By Susan DeLay
My mother lied to me.
Face it, with the possible exception of Mother Teresa, most mothers lie. Mom passed away three years ago at 89, but I am certain she spent most of her adult years burning the midnight oil and memorizing facts from Mom’s Axioms to Get Your Kids to Do What You Want. It’s a book that’s secretly handed down from generation to generation and available only to mothers, kindergarten teachers, and nannies.
Mom Lies Saved Lives
Mom passed away a few years ago, but I still remember the whoppers she told me when I was growing up—whoppers that I still live by. Granted, her lies were for my own good—designed to keep me safe, healthy, and most of all, alive. (Minus that big fat lie about having to eat carrots.)
While mothers everywhere tell us lying is not okay, that’s not completely true. The lies Mom told my brother, sister, and me might have meant the difference between death by spanking and death period.
Mom’s Top 10 Whoppers
- Coffee will stunt your growth. My grandmother drank coffee and my parents drank coffee—a lot of it. How come they weren’t short? Starbucks may not know about this one. Neither do their millions of customers.
- If you eat seeds (watermelon, orange, grapefruit), it’s inevitable you’ll end up with a tree growing in your stomach. I wonder if nutritionists know about this. They’re big on encouraging people to eat seeds as part of a healthy diet.
- Crack your knuckles and your fingers will fall off. Yep, just like that. Thunk, thunk, thunk on the ground.
- Wait 30 minutes after eating before going into the water or you’ll get cramps and die. I believed this one so strongly that I wouldn’t even get into the bathtub until at least 30 minutes after dinner. Showers are okay. You won’t die from a post-meal shower—unless you happen to be spending the night in the Bates Motel.
- Wear a hat when you go outside in cold weather, or you’ll get pneumonia and die. A parallel safety violation is never go outside with wet hair because you’ll catch pneumonia and die. It’s okay to go out in the rain because you’re not made of sugar and you won’t melt. Just make sure you have a hat and umbrella. Otherwise, well, you could die.
- Never answer a phone on the first ring. Rumor has it this is done to deceive people into thinking you have better things to do than sit by the phone. Of course, this was before we carried our phones with us everywhere we went. Even the bathroom. (Ewww.)
- If you sit too close to the TV, you’ll go blind. Watching television in the dark is a surefire path to losing your eyesight. It won’t happen all at once, of course. Your eyes will start to deteriorate and you’ll need glasses, which is unfortunate because Mom also said boys don’t make passes at girls who wear glasses.
But wait. There’s more. After enough television watching from an unsafe distance, you’ll graduate to dark glasses, a white cane, and a seeing-eye dog. To this day, I watch TV from across the room with the lights on. Once you pass a certain age, your eyes are going to deteriorate anyway. Mom didn’t have an answer for that, but I did. It’s called old age.

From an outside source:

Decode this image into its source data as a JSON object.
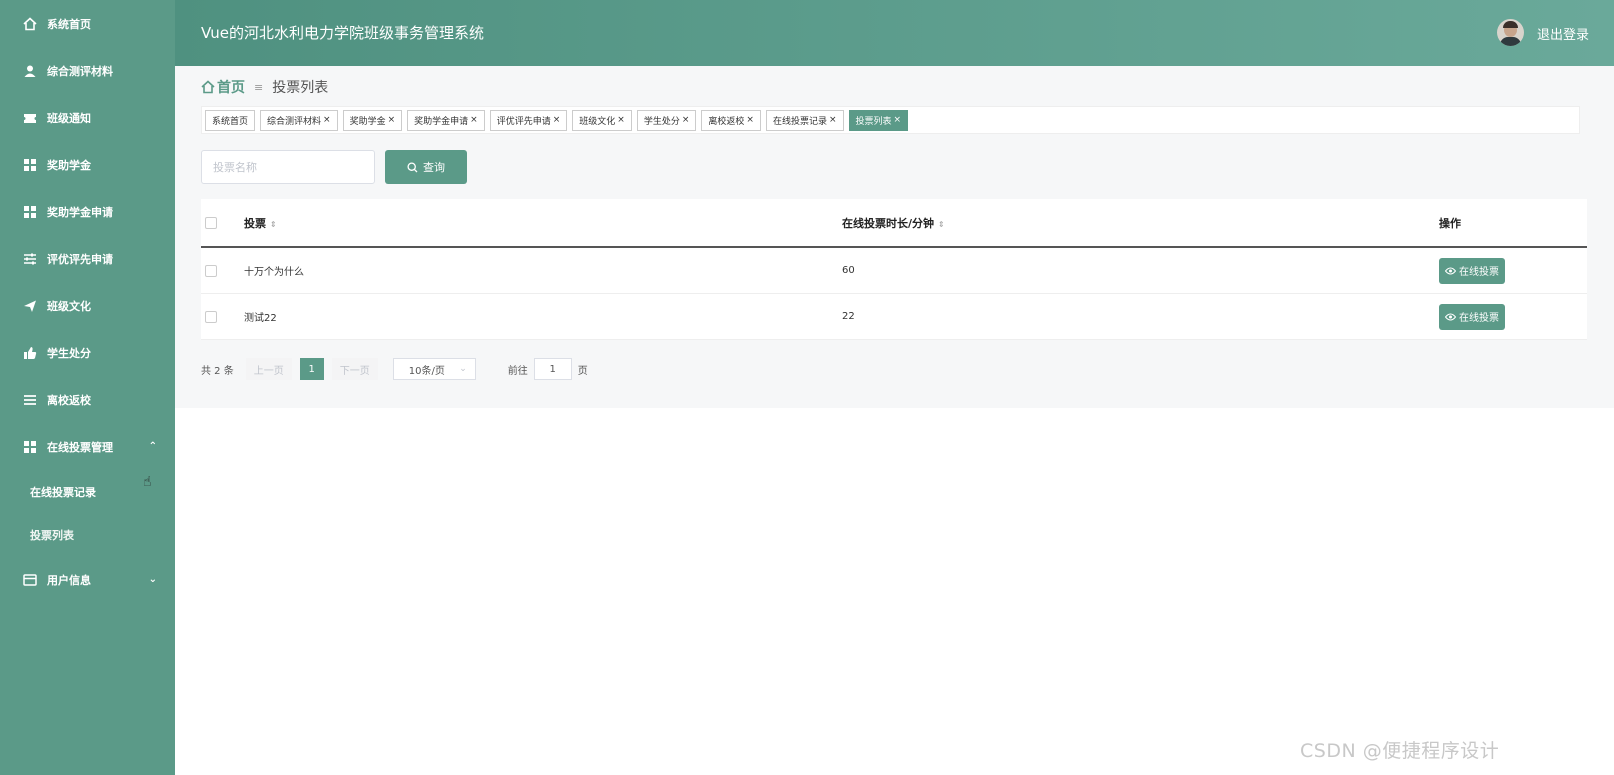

- If you forget something and go back into the house to get it, sit down before you leave again. There is a possibility you might die if you don’t. To this day, I follow this rule. I heard it from both my grandmother and my mom. And I think I read it in the National Enquirer, so it must be true.
- This is going to hurt me more than it hurts you. This rule, usually applied before a parent doles out punishment, has puzzled children since the beginning of time. Just how, exactly is this going to hurt you more than me? I once offered to help take her pain by switching places. I was very sorry I asked.
- My all-time favorite Mom lie is that eating carrots will not only help our eyesight, but it will also allow us to see in the dark. The World Carrot Museum says this falsehood was started by the British Ministry of Information to mislead the Nazi Luftwaffe (Air Force) during World War II. Luftwaffe pilots struck at night and thanks to secret radar technology, the Royal Air Force (RAF) fought them off. Rather than let the Nazis discover the Airborne Interception Radar, Brits concocted a farce that RAF pilots had night vision because they ate carrots. Lies. All of it.
I still think of my mother every time I stare down a cooked carrot.
So, Happy Mother’s Day, Mom. I love you.
And that’s no lie.
Susan DeLay is from the Buckeye State where she took her first paying job at the age of 15, writing a newspaper column called Teen Talk. She lived in the Chicagoland area for 20-some years before giving away her shovel and ice scraper and moving to The Villages.
An industry veteran in publishing services, PR and media relations, Susan wrote “DeLayed Reaction,” a newspaper column, for 25 years. The column is now a blog at www.susandelay.wordpress.com.
She is a member of the American Society of Journalists and Authors, The Florida Writers Association, Pen, Paper & Pals, Writers League of the Villages, and Working Writers Critique Group. She is currently learning that poems don’t have to rhyme and is working on a novel entitled “Saving Jesus.”